**Your assignment**
Every line of the data below needs to be reproduced exactly.

(Records Opens)

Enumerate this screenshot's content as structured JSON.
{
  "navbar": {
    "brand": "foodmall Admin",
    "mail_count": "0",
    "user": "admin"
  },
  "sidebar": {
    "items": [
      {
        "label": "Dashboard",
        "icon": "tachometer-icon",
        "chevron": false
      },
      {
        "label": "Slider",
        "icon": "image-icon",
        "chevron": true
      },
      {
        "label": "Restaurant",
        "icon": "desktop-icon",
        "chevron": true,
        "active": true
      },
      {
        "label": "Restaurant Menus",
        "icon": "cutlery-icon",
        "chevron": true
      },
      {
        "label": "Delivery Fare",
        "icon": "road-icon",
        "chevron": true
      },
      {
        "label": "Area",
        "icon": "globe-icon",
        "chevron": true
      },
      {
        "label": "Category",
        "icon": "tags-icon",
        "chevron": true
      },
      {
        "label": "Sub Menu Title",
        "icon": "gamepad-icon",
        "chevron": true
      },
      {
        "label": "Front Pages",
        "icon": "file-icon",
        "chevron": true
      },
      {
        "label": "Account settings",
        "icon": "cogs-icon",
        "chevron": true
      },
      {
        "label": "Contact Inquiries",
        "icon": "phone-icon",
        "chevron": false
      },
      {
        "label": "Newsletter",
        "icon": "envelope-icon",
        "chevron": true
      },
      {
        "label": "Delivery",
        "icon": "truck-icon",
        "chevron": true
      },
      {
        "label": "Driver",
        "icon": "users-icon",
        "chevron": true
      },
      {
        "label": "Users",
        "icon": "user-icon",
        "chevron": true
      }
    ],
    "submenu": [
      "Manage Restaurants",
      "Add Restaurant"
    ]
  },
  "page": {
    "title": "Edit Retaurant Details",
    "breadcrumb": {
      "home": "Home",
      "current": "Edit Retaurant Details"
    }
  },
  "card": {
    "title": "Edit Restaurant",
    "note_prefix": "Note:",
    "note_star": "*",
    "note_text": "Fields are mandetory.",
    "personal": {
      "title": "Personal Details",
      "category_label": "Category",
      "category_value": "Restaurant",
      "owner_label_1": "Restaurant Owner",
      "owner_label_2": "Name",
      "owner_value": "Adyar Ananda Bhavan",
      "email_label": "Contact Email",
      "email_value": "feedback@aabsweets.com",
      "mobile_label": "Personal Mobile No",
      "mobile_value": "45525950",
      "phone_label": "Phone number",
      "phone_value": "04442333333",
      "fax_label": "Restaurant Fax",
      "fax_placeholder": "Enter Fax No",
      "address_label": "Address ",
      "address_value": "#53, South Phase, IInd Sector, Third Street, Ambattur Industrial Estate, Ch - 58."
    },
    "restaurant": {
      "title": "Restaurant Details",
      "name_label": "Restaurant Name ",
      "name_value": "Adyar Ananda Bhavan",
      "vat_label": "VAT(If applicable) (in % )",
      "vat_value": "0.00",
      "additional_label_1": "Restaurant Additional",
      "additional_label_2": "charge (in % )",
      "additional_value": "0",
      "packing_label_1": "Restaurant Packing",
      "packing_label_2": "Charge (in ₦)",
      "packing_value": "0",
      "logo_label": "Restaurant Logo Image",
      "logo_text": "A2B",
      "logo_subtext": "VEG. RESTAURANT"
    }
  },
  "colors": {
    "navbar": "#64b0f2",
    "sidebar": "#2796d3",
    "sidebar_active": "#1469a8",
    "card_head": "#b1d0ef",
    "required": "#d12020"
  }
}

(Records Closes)

**Written solution**
Enumerate this screenshot's content as structured JSON.
{
  "navbar": {
    "brand": "foodmall Admin",
    "mail_count": "0",
    "user": "admin"
  },
  "sidebar": {
    "items": [
      {
        "label": "Dashboard",
        "icon": "tachometer-icon",
        "chevron": false
      },
      {
        "label": "Slider",
        "icon": "image-icon",
        "chevron": true
      },
      {
        "label": "Restaurant",
        "icon": "desktop-icon",
        "chevron": true,
        "active": true
      },
      {
        "label": "Restaurant Menus",
        "icon": "cutlery-icon",
        "chevron": true
      },
      {
        "label": "Delivery Fare",
        "icon": "road-icon",
        "chevron": true
      },
      {
        "label": "Area",
        "icon": "globe-icon",
        "chevron": true
      },
      {
        "label": "Category",
        "icon": "tags-icon",
        "chevron": true
      },
      {
        "label": "Sub Menu Title",
        "icon": "gamepad-icon",
        "chevron": true
      },
      {
        "label": "Front Pages",
        "icon": "file-icon",
        "chevron": true
      },
      {
        "label": "Account settings",
        "icon": "cogs-icon",
        "chevron": true
      },
      {
        "label": "Contact Inquiries",
        "icon": "phone-icon",
        "chevron": false
      },
      {
        "label": "Newsletter",
        "icon": "envelope-icon",
        "chevron": true
      },
      {
        "label": "Delivery",
        "icon": "truck-icon",
        "chevron": true
      },
      {
        "label": "Driver",
        "icon": "users-icon",
        "chevron": true
      },
      {
        "label": "Users",
        "icon": "user-icon",
        "chevron": true
      }
    ],
    "submenu": [
      "Manage Restaurants",
      "Add Restaurant"
    ]
  },
  "page": {
    "title": "Edit Retaurant Details",
    "breadcrumb": {
      "home": "Home",
      "current": "Edit Retaurant Details"
    }
  },
  "card": {
    "title": "Edit Restaurant",
    "note_prefix": "Note:",
    "note_star": "*",
    "note_text": "Fields are mandetory.",
    "personal": {
      "title": "Personal Details",
      "category_label": "Category",
      "category_value": "Restaurant",
      "owner_label_1": "Restaurant Owner",
      "owner_label_2": "Name",
      "owner_value": "Adyar Ananda Bhavan",
      "email_label": "Contact Email",
      "email_value": "feedback@aabsweets.com",
      "mobile_label": "Personal Mobile No",
      "mobile_value": "45525950",
      "phone_label": "Phone number",
      "phone_value": "04442333333",
      "fax_label": "Restaurant Fax",
      "fax_placeholder": "Enter Fax No",
      "address_label": "Address ",
      "address_value": "#53, South Phase, IInd Sector, Third Street, Ambattur Industrial Estate, Ch - 58."
    },
    "restaurant": {
      "title": "Restaurant Details",
      "name_label": "Restaurant Name ",
      "name_value": "Adyar Ananda Bhavan",
      "vat_label": "VAT(If applicable) (in % )",
      "vat_value": "0.00",
      "additional_label_1": "Restaurant Additional",
      "additional_label_2": "charge (in % )",
      "additional_value": "0",
      "packing_label_1": "Restaurant Packing",
      "packing_label_2": "Charge (in ₦)",
      "packing_value": "0",
      "logo_label": "Restaurant Logo Image",
      "logo_text": "A2B",
      "logo_subtext": "VEG. RESTAURANT"
    }
  },
  "colors": {
    "navbar": "#64b0f2",
    "sidebar": "#2796d3",
    "sidebar_active": "#1469a8",
    "card_head": "#b1d0ef",
    "required": "#d12020"
  }
}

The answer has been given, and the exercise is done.